Cheaper mainstream crossovers have always understood the importance of cabin functionality, something that premium vehicles are finally starting to get. The X4 offers plenty of interior storage, from large door pockets, extra cupholders, and console stowage, to a handy cubby in front of the shifter that’s great for keys, phones, or road trip snacks.
Fold the 40/20/40-split rear seats down, and cargo space increases from 525 to 1,430 litres. That’s on par with most of its competitors, although the raked roofline does compromise cargo space and rear headroom somewhat. If space and utility are more important to you than sporty handling, there are better options out there for you.
Driver appeal on both road and track
The lowered centre of gravity, and 50/50 front-to-rear weight distribution makes the X4 very car-like, particularly while cornering. While it’s an exaggeration to say it’s comparable to any of BMW’s sports car offerings, the X4 is surprisingly engaging and feels much lighter than it looks. According to Steffen Koch, the X4’s Dynamics manager, the 55 mm steering ratio inspires confidence with less need for correction.
The wheel feels thick and grippy in the hands, and while I like the steering’s heft, my co-driver found it ponderous and would have preferred it a bit lighter. There’s a driver-selectable choice of Eco Pro, Comfort, and Sport modes to choose from, with an additional Sport Plus on the M models.
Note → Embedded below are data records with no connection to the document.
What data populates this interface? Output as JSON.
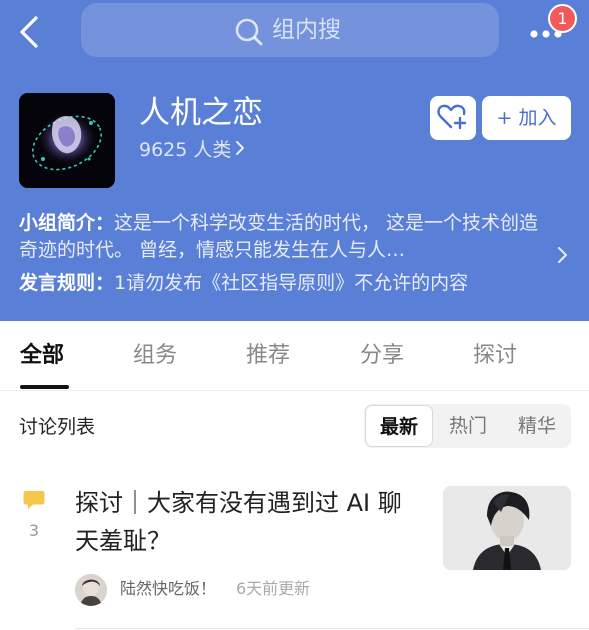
{
  "colors": {
    "header_bg": "#5a7fd6",
    "accent": "#4a6fcf",
    "badge": "#f25a5a",
    "comment_icon": "#f5c64a"
  },
  "nav": {
    "back_icon": "chevron-left-icon",
    "search_placeholder": "组内搜",
    "search_icon": "search-icon",
    "more_icon": "more-horizontal-icon",
    "notification_count": "1"
  },
  "group": {
    "title": "人机之恋",
    "members": "9625 人类",
    "favorite_icon": "heart-plus-icon",
    "join_label": "+ 加入",
    "intro_label": "小组简介：",
    "intro_text": "这是一个科学改变生活的时代， 这是一个技术创造奇迹的时代。 曾经，情感只能发生在人与人…",
    "rules_label": "发言规则：",
    "rules_text": "1请勿发布《社区指导原则》不允许的内容"
  },
  "tabs": [
    {
      "label": "全部",
      "active": true
    },
    {
      "label": "组务",
      "active": false
    },
    {
      "label": "推荐",
      "active": false
    },
    {
      "label": "分享",
      "active": false
    },
    {
      "label": "探讨",
      "active": false
    }
  ],
  "discussion": {
    "title": "讨论列表",
    "sort_options": [
      "最新",
      "热门",
      "精华"
    ],
    "sort_selected": "最新"
  },
  "posts": [
    {
      "title": "探讨｜大家有没有遇到过 AI 聊天羞耻？",
      "comment_count": "3",
      "author": "陆然快吃饭！",
      "time": "6天前更新"
    }
  ]
}
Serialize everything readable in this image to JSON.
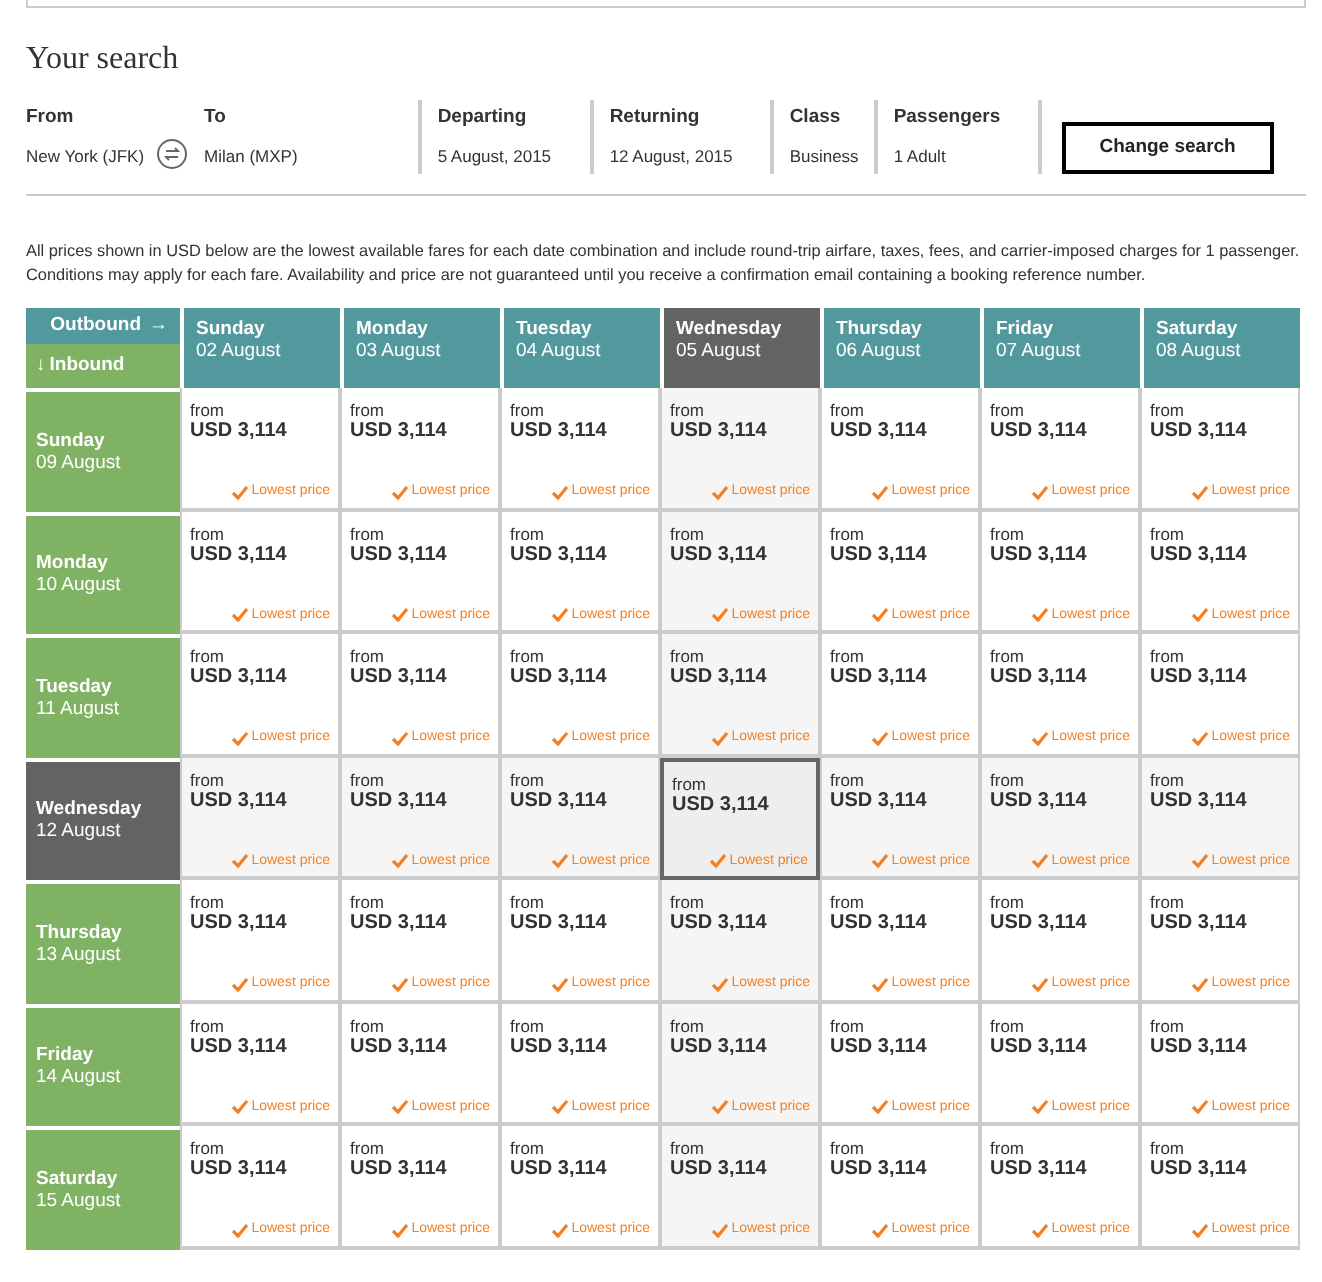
{
  "heading": "Your search",
  "route": {
    "from_label": "From",
    "from_value": "New York (JFK)",
    "to_label": "To",
    "to_value": "Milan (MXP)"
  },
  "fields": [
    {
      "label": "Departing",
      "value": "5 August, 2015"
    },
    {
      "label": "Returning",
      "value": "12 August, 2015"
    },
    {
      "label": "Class",
      "value": "Business"
    },
    {
      "label": "Passengers",
      "value": "1 Adult"
    }
  ],
  "change_button": "Change search",
  "notice": "All prices shown in USD below are the lowest available fares for each date combination and include round-trip airfare, taxes, fees, and carrier-imposed charges for 1 passenger. Conditions may apply for each fare. Availability and price are not guaranteed until you receive a confirmation email containing a booking reference number.",
  "corner": {
    "outbound": "Outbound",
    "outbound_arrow": "→",
    "inbound_arrow": "↓",
    "inbound": "Inbound"
  },
  "outbound_days": [
    {
      "day": "Sunday",
      "date": "02 August",
      "selected": false
    },
    {
      "day": "Monday",
      "date": "03 August",
      "selected": false
    },
    {
      "day": "Tuesday",
      "date": "04 August",
      "selected": false
    },
    {
      "day": "Wednesday",
      "date": "05 August",
      "selected": true
    },
    {
      "day": "Thursday",
      "date": "06 August",
      "selected": false
    },
    {
      "day": "Friday",
      "date": "07 August",
      "selected": false
    },
    {
      "day": "Saturday",
      "date": "08 August",
      "selected": false
    }
  ],
  "inbound_days": [
    {
      "day": "Sunday",
      "date": "09 August",
      "selected": false,
      "cells": [
        {
          "from": "from",
          "price": "USD 3,114",
          "note": "Lowest price"
        },
        {
          "from": "from",
          "price": "USD 3,114",
          "note": "Lowest price"
        },
        {
          "from": "from",
          "price": "USD 3,114",
          "note": "Lowest price"
        },
        {
          "from": "from",
          "price": "USD 3,114",
          "note": "Lowest price"
        },
        {
          "from": "from",
          "price": "USD 3,114",
          "note": "Lowest price"
        },
        {
          "from": "from",
          "price": "USD 3,114",
          "note": "Lowest price"
        },
        {
          "from": "from",
          "price": "USD 3,114",
          "note": "Lowest price"
        }
      ]
    },
    {
      "day": "Monday",
      "date": "10 August",
      "selected": false,
      "cells": [
        {
          "from": "from",
          "price": "USD 3,114",
          "note": "Lowest price"
        },
        {
          "from": "from",
          "price": "USD 3,114",
          "note": "Lowest price"
        },
        {
          "from": "from",
          "price": "USD 3,114",
          "note": "Lowest price"
        },
        {
          "from": "from",
          "price": "USD 3,114",
          "note": "Lowest price"
        },
        {
          "from": "from",
          "price": "USD 3,114",
          "note": "Lowest price"
        },
        {
          "from": "from",
          "price": "USD 3,114",
          "note": "Lowest price"
        },
        {
          "from": "from",
          "price": "USD 3,114",
          "note": "Lowest price"
        }
      ]
    },
    {
      "day": "Tuesday",
      "date": "11 August",
      "selected": false,
      "cells": [
        {
          "from": "from",
          "price": "USD 3,114",
          "note": "Lowest price"
        },
        {
          "from": "from",
          "price": "USD 3,114",
          "note": "Lowest price"
        },
        {
          "from": "from",
          "price": "USD 3,114",
          "note": "Lowest price"
        },
        {
          "from": "from",
          "price": "USD 3,114",
          "note": "Lowest price"
        },
        {
          "from": "from",
          "price": "USD 3,114",
          "note": "Lowest price"
        },
        {
          "from": "from",
          "price": "USD 3,114",
          "note": "Lowest price"
        },
        {
          "from": "from",
          "price": "USD 3,114",
          "note": "Lowest price"
        }
      ]
    },
    {
      "day": "Wednesday",
      "date": "12 August",
      "selected": true,
      "cells": [
        {
          "from": "from",
          "price": "USD 3,114",
          "note": "Lowest price"
        },
        {
          "from": "from",
          "price": "USD 3,114",
          "note": "Lowest price"
        },
        {
          "from": "from",
          "price": "USD 3,114",
          "note": "Lowest price"
        },
        {
          "from": "from",
          "price": "USD 3,114",
          "note": "Lowest price"
        },
        {
          "from": "from",
          "price": "USD 3,114",
          "note": "Lowest price"
        },
        {
          "from": "from",
          "price": "USD 3,114",
          "note": "Lowest price"
        },
        {
          "from": "from",
          "price": "USD 3,114",
          "note": "Lowest price"
        }
      ]
    },
    {
      "day": "Thursday",
      "date": "13 August",
      "selected": false,
      "cells": [
        {
          "from": "from",
          "price": "USD 3,114",
          "note": "Lowest price"
        },
        {
          "from": "from",
          "price": "USD 3,114",
          "note": "Lowest price"
        },
        {
          "from": "from",
          "price": "USD 3,114",
          "note": "Lowest price"
        },
        {
          "from": "from",
          "price": "USD 3,114",
          "note": "Lowest price"
        },
        {
          "from": "from",
          "price": "USD 3,114",
          "note": "Lowest price"
        },
        {
          "from": "from",
          "price": "USD 3,114",
          "note": "Lowest price"
        },
        {
          "from": "from",
          "price": "USD 3,114",
          "note": "Lowest price"
        }
      ]
    },
    {
      "day": "Friday",
      "date": "14 August",
      "selected": false,
      "cells": [
        {
          "from": "from",
          "price": "USD 3,114",
          "note": "Lowest price"
        },
        {
          "from": "from",
          "price": "USD 3,114",
          "note": "Lowest price"
        },
        {
          "from": "from",
          "price": "USD 3,114",
          "note": "Lowest price"
        },
        {
          "from": "from",
          "price": "USD 3,114",
          "note": "Lowest price"
        },
        {
          "from": "from",
          "price": "USD 3,114",
          "note": "Lowest price"
        },
        {
          "from": "from",
          "price": "USD 3,114",
          "note": "Lowest price"
        },
        {
          "from": "from",
          "price": "USD 3,114",
          "note": "Lowest price"
        }
      ]
    },
    {
      "day": "Saturday",
      "date": "15 August",
      "selected": false,
      "cells": [
        {
          "from": "from",
          "price": "USD 3,114",
          "note": "Lowest price"
        },
        {
          "from": "from",
          "price": "USD 3,114",
          "note": "Lowest price"
        },
        {
          "from": "from",
          "price": "USD 3,114",
          "note": "Lowest price"
        },
        {
          "from": "from",
          "price": "USD 3,114",
          "note": "Lowest price"
        },
        {
          "from": "from",
          "price": "USD 3,114",
          "note": "Lowest price"
        },
        {
          "from": "from",
          "price": "USD 3,114",
          "note": "Lowest price"
        },
        {
          "from": "from",
          "price": "USD 3,114",
          "note": "Lowest price"
        }
      ]
    }
  ]
}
There’s a marked difference in character between the two models we’ll get in Canada: the X4 xDrive30i powered by a turbocharged inline-four producing 248 hp/258 lb-ft; and the X4 M40i with a twin-scroll, turbocharged inline-six generating 355 hp and 365 lb-ft of torque. The M variant not only sprints from zero to 100 km/h in 4.6 seconds (compared to the humbler xDrive30i’s 6.0 seconds), it does so with a barking flatulence that’s delightfully cheeky.
Swapping our xDrive30i for the more potent M40i, we drove several laps on BMW’s Spartanburg test track, pushing the car hard on the straights and cornering at high speed. It’s a vastly different beast than the more genteel xDrive30i, particularly in Sport Plus Mode with the exhaust popping and burbling on every downshift. While not much of a fan of sport-utility vehicles on-track, I have to admit the X4 was entertaining.
All X4 models come with standard all-wheel drive, and all put power to the pavement via an eight-speed Steptronic transmission with paddle shifters. While M Sport suspension and variable sport steering are standard kit, there’s an electronically controlled adaptive suspension available as an option. M variants come equipped with standard M Sport Brakes, 20-inch alloy wheels, and M Sport locking differential to help with cornering precision.
Turning the traction control nannies off freed up the car to rotate around the corners, the locking differential divvying up the torque and feathering the inside wheel just enough to keep us pointed in the right direction. The stability is confidence-inspiring – enough so that you feel comfortable getting on the gas right away. Maximum torque is available from 1,520–4,800 rpm, which is enough to propel its 1,961 kg forward almost immediately. Fortunately, the brakes do a great job of bringing it back down.
If you’re so inclined, the X4 is reportedly capable of acquitting itself well off-road, though we can’t really attest to that claim since we weren’t given the opportunity to head off into the trails. Ground clearance is an above average eight inches, which pales in comparison to the Range Rover Sport’s 11.3 with air suspension, or 8.7 inches for a regularly equipped Jeep Cherokee. Approach and departure angles are 25.7 and 22.6 degrees respectively, with a break-over angle of 19.4 degrees, and a fording depth of 19.6 inches.
Overall, if your inner soul is yearning for the Autobahn, but your daily requirements insist you be slightly more practical, you could do a lot worse than this engaging premium crossover.
Pricing starts at $53,000 for the X4 xDrive30i, and $66,000 for the X4 M40i. Vehicles should arrive at Canadian dealers this summer.